Brief:
Produce a word-for-word copy of the data that follows, excluding images.

Supplied data:

>>>>

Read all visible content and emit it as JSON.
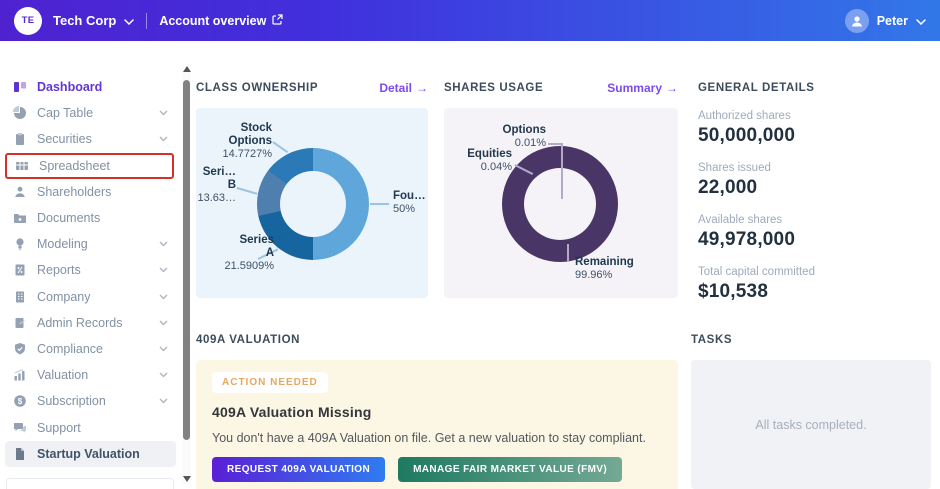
{
  "header": {
    "company_initials": "TE",
    "company_name": "Tech Corp",
    "nav_link": "Account overview",
    "user_name": "Peter"
  },
  "sidebar": {
    "items": [
      {
        "label": "Dashboard",
        "icon": "dashboard-icon",
        "active": true
      },
      {
        "label": "Cap Table",
        "icon": "pie-chart-icon",
        "expandable": true
      },
      {
        "label": "Securities",
        "icon": "clipboard-icon",
        "expandable": true
      },
      {
        "label": "Spreadsheet",
        "icon": "table-icon",
        "highlighted_red": true
      },
      {
        "label": "Shareholders",
        "icon": "person-icon"
      },
      {
        "label": "Documents",
        "icon": "folder-icon"
      },
      {
        "label": "Modeling",
        "icon": "lightbulb-icon",
        "expandable": true
      },
      {
        "label": "Reports",
        "icon": "report-icon",
        "expandable": true
      },
      {
        "label": "Company",
        "icon": "building-icon",
        "expandable": true
      },
      {
        "label": "Admin Records",
        "icon": "records-icon",
        "expandable": true
      },
      {
        "label": "Compliance",
        "icon": "shield-icon",
        "expandable": true
      },
      {
        "label": "Valuation",
        "icon": "growth-chart-icon",
        "expandable": true
      },
      {
        "label": "Subscription",
        "icon": "dollar-icon",
        "expandable": true
      },
      {
        "label": "Support",
        "icon": "chat-icon"
      },
      {
        "label": "Startup Valuation",
        "icon": "file-icon",
        "selected": true
      }
    ]
  },
  "panels": {
    "class_ownership": {
      "title": "CLASS OWNERSHIP",
      "link": {
        "label": "Detail",
        "arrow": "→"
      },
      "chart": {
        "type": "donut",
        "slices": [
          {
            "label": "Fou…",
            "value": 50,
            "display_value": "50%",
            "color": "#5fa7db"
          },
          {
            "label": "Series A",
            "value": 21.5909,
            "display_value": "21.5909%",
            "color": "#16659f"
          },
          {
            "label": "Seri… B",
            "value": 13.6364,
            "display_value": "13.63…",
            "color": "#4f7fae"
          },
          {
            "label": "Stock Options",
            "value": 14.7727,
            "display_value": "14.7727%",
            "color": "#2b79b7"
          }
        ]
      }
    },
    "shares_usage": {
      "title": "SHARES USAGE",
      "link": {
        "label": "Summary",
        "arrow": "→"
      },
      "chart": {
        "type": "donut",
        "slices": [
          {
            "label": "Options",
            "value": 0.01,
            "display_value": "0.01%",
            "color": "#6a5688"
          },
          {
            "label": "Remaining",
            "value": 99.96,
            "display_value": "99.96%",
            "color": "#493566"
          },
          {
            "label": "Equities",
            "value": 0.04,
            "display_value": "0.04%",
            "color": "#8d7ba8"
          }
        ]
      }
    },
    "general_details": {
      "title": "GENERAL DETAILS",
      "stats": [
        {
          "label": "Authorized shares",
          "value": "50,000,000"
        },
        {
          "label": "Shares issued",
          "value": "22,000"
        },
        {
          "label": "Available shares",
          "value": "49,978,000"
        },
        {
          "label": "Total capital committed",
          "value": "$10,538"
        }
      ]
    },
    "valuation_409a": {
      "title": "409A VALUATION",
      "badge": "ACTION NEEDED",
      "heading": "409A Valuation Missing",
      "body": "You don't have a 409A Valuation on file. Get a new valuation to stay compliant.",
      "primary_button": "REQUEST 409A VALUATION",
      "secondary_button": "MANAGE FAIR MARKET VALUE (FMV)"
    },
    "tasks": {
      "title": "TASKS",
      "empty_message": "All tasks completed."
    }
  },
  "chart_data": [
    {
      "type": "pie",
      "title": "CLASS OWNERSHIP",
      "labels": [
        "Fou…",
        "Series A",
        "Seri… B",
        "Stock Options"
      ],
      "values": [
        50,
        21.5909,
        13.6364,
        14.7727
      ],
      "colors": [
        "#5fa7db",
        "#16659f",
        "#4f7fae",
        "#2b79b7"
      ]
    },
    {
      "type": "pie",
      "title": "SHARES USAGE",
      "labels": [
        "Options",
        "Remaining",
        "Equities"
      ],
      "values": [
        0.01,
        99.96,
        0.04
      ],
      "colors": [
        "#6a5688",
        "#493566",
        "#8d7ba8"
      ]
    }
  ]
}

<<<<

Solution:
Read all visible content and emit it as JSON.
{
  "header": {
    "company_initials": "TE",
    "company_name": "Tech Corp",
    "nav_link": "Account overview",
    "user_name": "Peter"
  },
  "sidebar": {
    "items": [
      {
        "label": "Dashboard",
        "icon": "dashboard-icon",
        "active": true
      },
      {
        "label": "Cap Table",
        "icon": "pie-chart-icon",
        "expandable": true
      },
      {
        "label": "Securities",
        "icon": "clipboard-icon",
        "expandable": true
      },
      {
        "label": "Spreadsheet",
        "icon": "table-icon",
        "highlighted_red": true
      },
      {
        "label": "Shareholders",
        "icon": "person-icon"
      },
      {
        "label": "Documents",
        "icon": "folder-icon"
      },
      {
        "label": "Modeling",
        "icon": "lightbulb-icon",
        "expandable": true
      },
      {
        "label": "Reports",
        "icon": "report-icon",
        "expandable": true
      },
      {
        "label": "Company",
        "icon": "building-icon",
        "expandable": true
      },
      {
        "label": "Admin Records",
        "icon": "records-icon",
        "expandable": true
      },
      {
        "label": "Compliance",
        "icon": "shield-icon",
        "expandable": true
      },
      {
        "label": "Valuation",
        "icon": "growth-chart-icon",
        "expandable": true
      },
      {
        "label": "Subscription",
        "icon": "dollar-icon",
        "expandable": true
      },
      {
        "label": "Support",
        "icon": "chat-icon"
      },
      {
        "label": "Startup Valuation",
        "icon": "file-icon",
        "selected": true
      }
    ]
  },
  "panels": {
    "class_ownership": {
      "title": "CLASS OWNERSHIP",
      "link": {
        "label": "Detail",
        "arrow": "→"
      },
      "chart": {
        "type": "donut",
        "slices": [
          {
            "label": "Fou…",
            "value": 50,
            "display_value": "50%",
            "color": "#5fa7db"
          },
          {
            "label": "Series A",
            "value": 21.5909,
            "display_value": "21.5909%",
            "color": "#16659f"
          },
          {
            "label": "Seri… B",
            "value": 13.6364,
            "display_value": "13.63…",
            "color": "#4f7fae"
          },
          {
            "label": "Stock Options",
            "value": 14.7727,
            "display_value": "14.7727%",
            "color": "#2b79b7"
          }
        ]
      }
    },
    "shares_usage": {
      "title": "SHARES USAGE",
      "link": {
        "label": "Summary",
        "arrow": "→"
      },
      "chart": {
        "type": "donut",
        "slices": [
          {
            "label": "Options",
            "value": 0.01,
            "display_value": "0.01%",
            "color": "#6a5688"
          },
          {
            "label": "Remaining",
            "value": 99.96,
            "display_value": "99.96%",
            "color": "#493566"
          },
          {
            "label": "Equities",
            "value": 0.04,
            "display_value": "0.04%",
            "color": "#8d7ba8"
          }
        ]
      }
    },
    "general_details": {
      "title": "GENERAL DETAILS",
      "stats": [
        {
          "label": "Authorized shares",
          "value": "50,000,000"
        },
        {
          "label": "Shares issued",
          "value": "22,000"
        },
        {
          "label": "Available shares",
          "value": "49,978,000"
        },
        {
          "label": "Total capital committed",
          "value": "$10,538"
        }
      ]
    },
    "valuation_409a": {
      "title": "409A VALUATION",
      "badge": "ACTION NEEDED",
      "heading": "409A Valuation Missing",
      "body": "You don't have a 409A Valuation on file. Get a new valuation to stay compliant.",
      "primary_button": "REQUEST 409A VALUATION",
      "secondary_button": "MANAGE FAIR MARKET VALUE (FMV)"
    },
    "tasks": {
      "title": "TASKS",
      "empty_message": "All tasks completed."
    }
  },
  "chart_data": [
    {
      "type": "pie",
      "title": "CLASS OWNERSHIP",
      "labels": [
        "Fou…",
        "Series A",
        "Seri… B",
        "Stock Options"
      ],
      "values": [
        50,
        21.5909,
        13.6364,
        14.7727
      ],
      "colors": [
        "#5fa7db",
        "#16659f",
        "#4f7fae",
        "#2b79b7"
      ]
    },
    {
      "type": "pie",
      "title": "SHARES USAGE",
      "labels": [
        "Options",
        "Remaining",
        "Equities"
      ],
      "values": [
        0.01,
        99.96,
        0.04
      ],
      "colors": [
        "#6a5688",
        "#493566",
        "#8d7ba8"
      ]
    }
  ]
}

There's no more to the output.